- **Assigned task**
Within the data below, copy each line where the string "hidden" is found.

- **Data records**
________________

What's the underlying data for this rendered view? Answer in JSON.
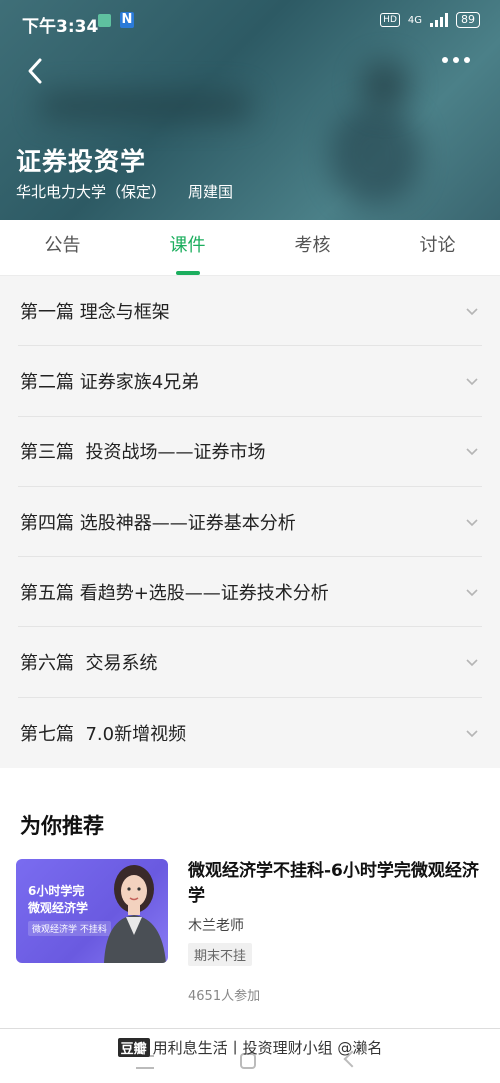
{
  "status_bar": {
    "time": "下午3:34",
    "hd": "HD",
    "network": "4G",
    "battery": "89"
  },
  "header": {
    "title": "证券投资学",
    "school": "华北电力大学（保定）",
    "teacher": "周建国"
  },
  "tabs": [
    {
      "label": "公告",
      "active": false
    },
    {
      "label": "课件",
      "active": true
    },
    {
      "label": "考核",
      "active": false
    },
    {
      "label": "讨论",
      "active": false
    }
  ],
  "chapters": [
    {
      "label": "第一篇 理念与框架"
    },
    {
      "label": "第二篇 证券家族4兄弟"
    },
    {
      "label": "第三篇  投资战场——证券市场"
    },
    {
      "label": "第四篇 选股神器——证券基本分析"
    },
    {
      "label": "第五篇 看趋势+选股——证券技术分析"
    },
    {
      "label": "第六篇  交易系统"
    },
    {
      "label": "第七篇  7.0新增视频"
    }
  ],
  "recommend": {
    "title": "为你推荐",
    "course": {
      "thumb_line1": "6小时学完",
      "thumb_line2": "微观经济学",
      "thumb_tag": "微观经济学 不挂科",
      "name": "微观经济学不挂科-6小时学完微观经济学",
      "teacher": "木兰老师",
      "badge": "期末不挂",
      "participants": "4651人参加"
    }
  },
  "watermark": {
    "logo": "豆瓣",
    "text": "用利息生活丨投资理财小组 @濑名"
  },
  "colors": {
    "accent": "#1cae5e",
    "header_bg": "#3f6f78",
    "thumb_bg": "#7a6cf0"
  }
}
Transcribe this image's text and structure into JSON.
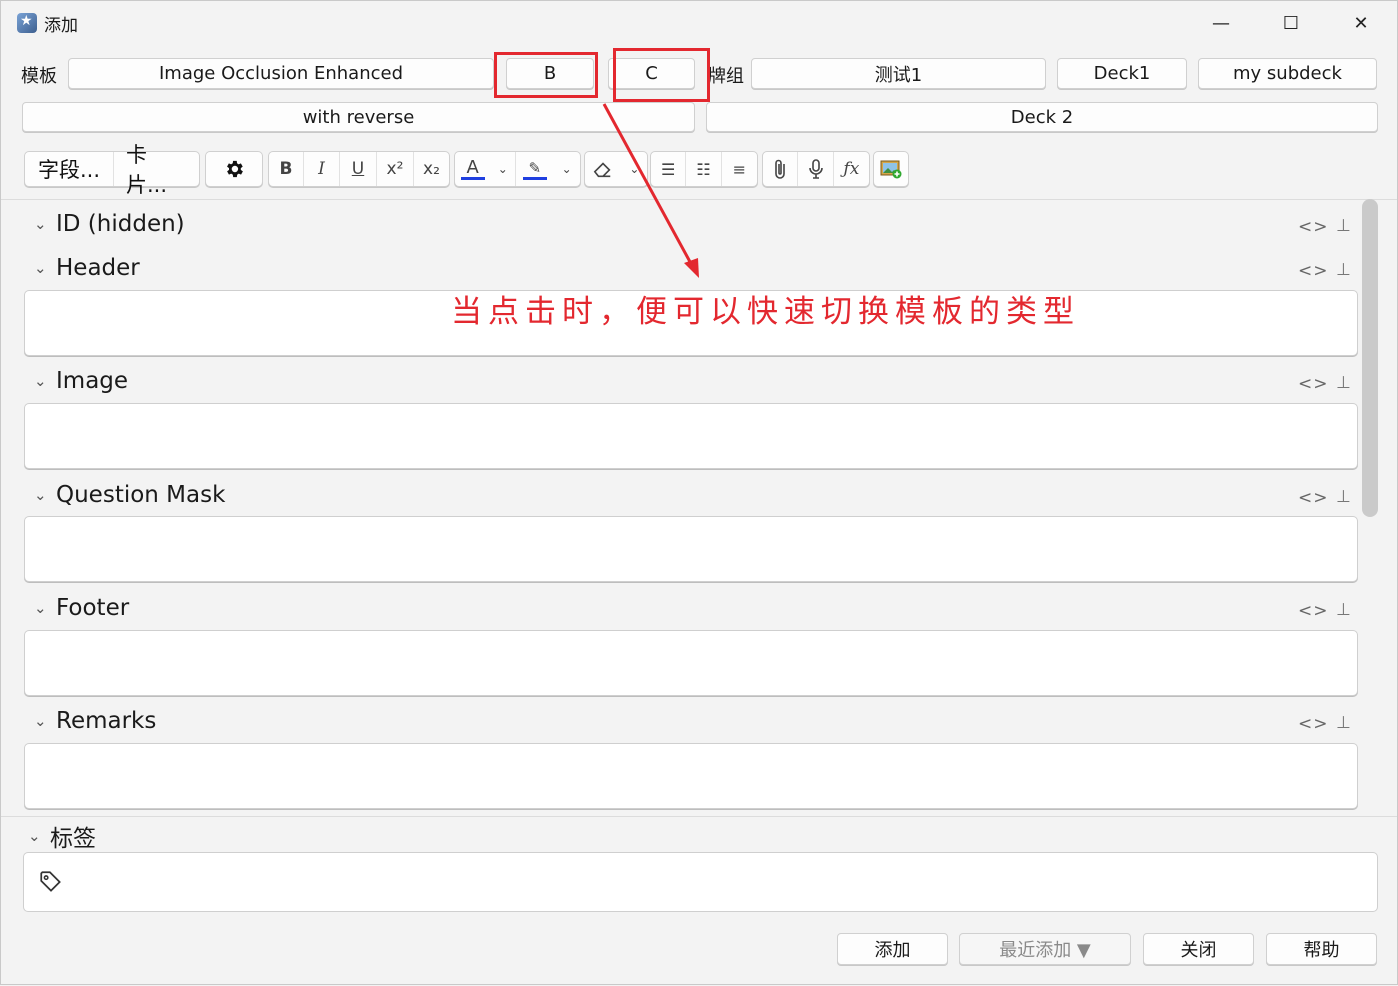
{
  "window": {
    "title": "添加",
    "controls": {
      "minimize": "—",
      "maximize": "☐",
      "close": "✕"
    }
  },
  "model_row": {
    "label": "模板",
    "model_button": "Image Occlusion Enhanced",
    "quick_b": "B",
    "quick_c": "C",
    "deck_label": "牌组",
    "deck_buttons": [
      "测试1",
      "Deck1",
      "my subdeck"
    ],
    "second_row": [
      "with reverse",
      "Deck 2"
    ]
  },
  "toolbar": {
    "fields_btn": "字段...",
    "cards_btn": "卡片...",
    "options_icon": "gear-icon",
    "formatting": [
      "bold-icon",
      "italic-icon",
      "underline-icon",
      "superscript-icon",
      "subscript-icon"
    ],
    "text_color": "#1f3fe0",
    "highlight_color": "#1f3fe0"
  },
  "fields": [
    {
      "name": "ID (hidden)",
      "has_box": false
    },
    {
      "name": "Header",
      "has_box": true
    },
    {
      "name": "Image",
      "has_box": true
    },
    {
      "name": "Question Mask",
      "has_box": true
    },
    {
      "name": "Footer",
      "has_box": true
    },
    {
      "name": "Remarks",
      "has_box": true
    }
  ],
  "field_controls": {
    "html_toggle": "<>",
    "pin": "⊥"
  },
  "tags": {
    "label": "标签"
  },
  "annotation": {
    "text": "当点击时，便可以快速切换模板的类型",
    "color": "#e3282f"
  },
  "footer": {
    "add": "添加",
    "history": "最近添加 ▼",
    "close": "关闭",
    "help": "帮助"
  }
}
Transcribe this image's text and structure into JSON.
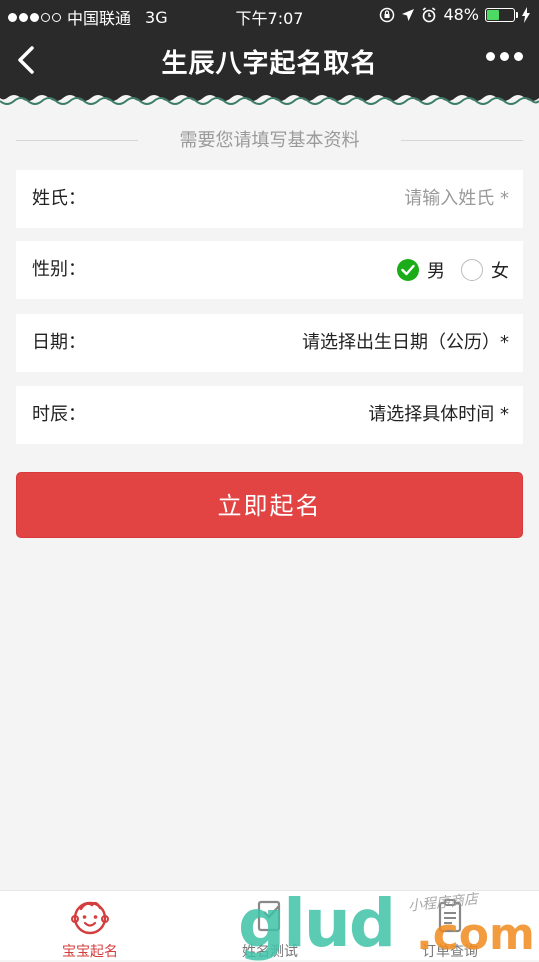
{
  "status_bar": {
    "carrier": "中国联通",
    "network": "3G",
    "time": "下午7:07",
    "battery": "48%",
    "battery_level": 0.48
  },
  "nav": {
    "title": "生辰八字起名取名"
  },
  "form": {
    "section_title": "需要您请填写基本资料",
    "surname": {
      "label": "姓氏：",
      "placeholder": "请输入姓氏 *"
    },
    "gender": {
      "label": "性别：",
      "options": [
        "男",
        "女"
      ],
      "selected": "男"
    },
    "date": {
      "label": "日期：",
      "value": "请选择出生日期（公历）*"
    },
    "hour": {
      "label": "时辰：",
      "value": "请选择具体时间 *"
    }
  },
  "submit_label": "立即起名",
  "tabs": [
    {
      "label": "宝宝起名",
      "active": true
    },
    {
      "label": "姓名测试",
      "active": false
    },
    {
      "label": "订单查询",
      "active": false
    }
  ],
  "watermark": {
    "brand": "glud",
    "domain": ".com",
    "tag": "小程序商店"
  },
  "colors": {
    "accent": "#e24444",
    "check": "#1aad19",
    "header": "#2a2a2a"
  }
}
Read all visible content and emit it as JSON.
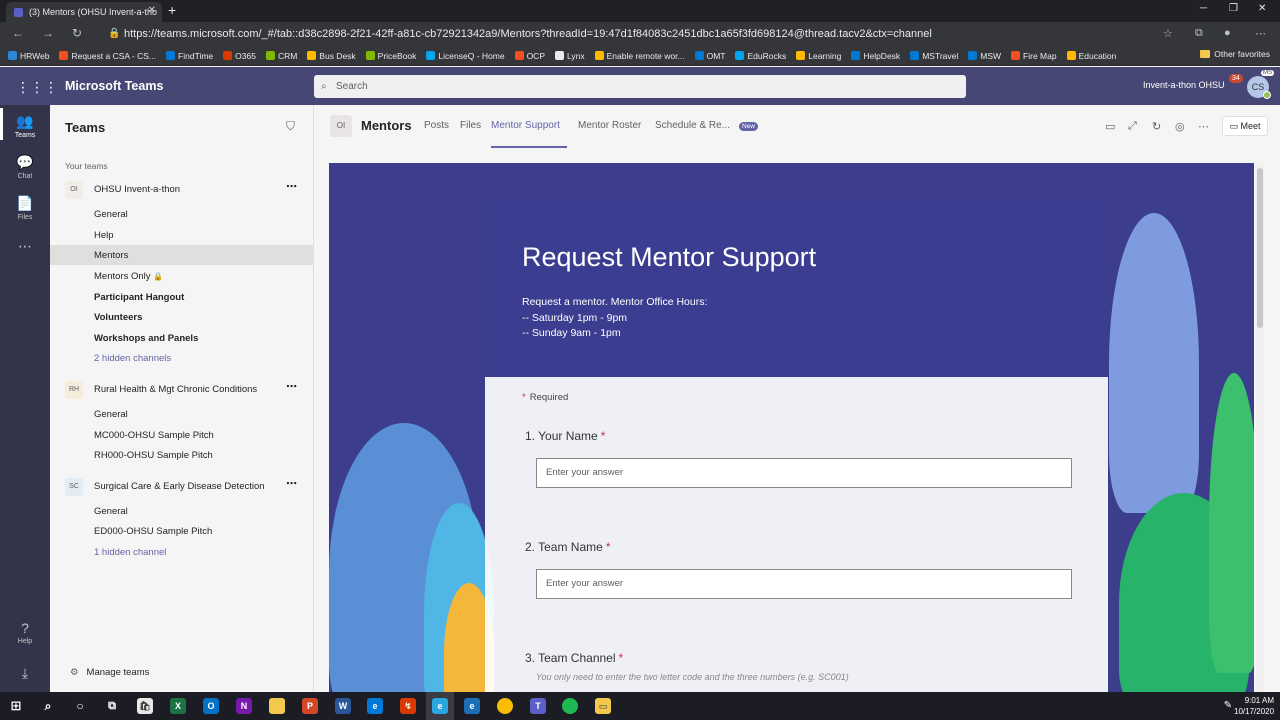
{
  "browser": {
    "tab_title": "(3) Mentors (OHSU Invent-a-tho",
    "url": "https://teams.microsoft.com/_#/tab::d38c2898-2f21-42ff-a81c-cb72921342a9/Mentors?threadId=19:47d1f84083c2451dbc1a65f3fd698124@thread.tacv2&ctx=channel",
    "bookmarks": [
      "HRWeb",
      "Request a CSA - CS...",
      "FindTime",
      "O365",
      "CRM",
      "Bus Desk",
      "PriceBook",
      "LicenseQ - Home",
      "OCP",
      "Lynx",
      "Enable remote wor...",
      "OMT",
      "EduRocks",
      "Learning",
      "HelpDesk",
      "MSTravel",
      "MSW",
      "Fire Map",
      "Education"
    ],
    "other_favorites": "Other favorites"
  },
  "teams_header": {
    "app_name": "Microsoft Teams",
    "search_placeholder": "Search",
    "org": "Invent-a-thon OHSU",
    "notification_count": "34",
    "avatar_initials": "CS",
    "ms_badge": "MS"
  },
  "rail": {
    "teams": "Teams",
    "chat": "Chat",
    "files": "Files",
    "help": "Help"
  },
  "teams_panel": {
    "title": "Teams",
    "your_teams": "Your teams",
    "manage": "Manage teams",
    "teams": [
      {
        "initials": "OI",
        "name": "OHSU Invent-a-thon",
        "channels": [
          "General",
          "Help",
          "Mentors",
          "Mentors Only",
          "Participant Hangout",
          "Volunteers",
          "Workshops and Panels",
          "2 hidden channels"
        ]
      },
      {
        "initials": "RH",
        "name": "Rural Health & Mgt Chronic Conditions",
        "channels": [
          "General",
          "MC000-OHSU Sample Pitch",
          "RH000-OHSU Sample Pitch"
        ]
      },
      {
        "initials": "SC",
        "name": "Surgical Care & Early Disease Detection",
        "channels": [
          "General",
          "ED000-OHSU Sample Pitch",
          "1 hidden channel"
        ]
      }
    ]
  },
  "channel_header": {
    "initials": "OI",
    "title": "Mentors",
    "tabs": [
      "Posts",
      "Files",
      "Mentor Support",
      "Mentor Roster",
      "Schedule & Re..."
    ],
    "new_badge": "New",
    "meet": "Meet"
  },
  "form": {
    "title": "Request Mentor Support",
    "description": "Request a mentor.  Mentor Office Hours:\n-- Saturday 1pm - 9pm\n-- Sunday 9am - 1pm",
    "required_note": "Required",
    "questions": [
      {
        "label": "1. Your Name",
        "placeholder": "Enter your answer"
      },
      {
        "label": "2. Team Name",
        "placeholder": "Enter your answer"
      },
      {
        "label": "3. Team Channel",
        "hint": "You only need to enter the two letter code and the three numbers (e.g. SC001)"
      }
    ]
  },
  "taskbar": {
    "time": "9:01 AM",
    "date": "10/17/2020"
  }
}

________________

- **Response to the task**
      "name": "ID (hidden)",
          "2 hidden channels"
          "1 hidden channel"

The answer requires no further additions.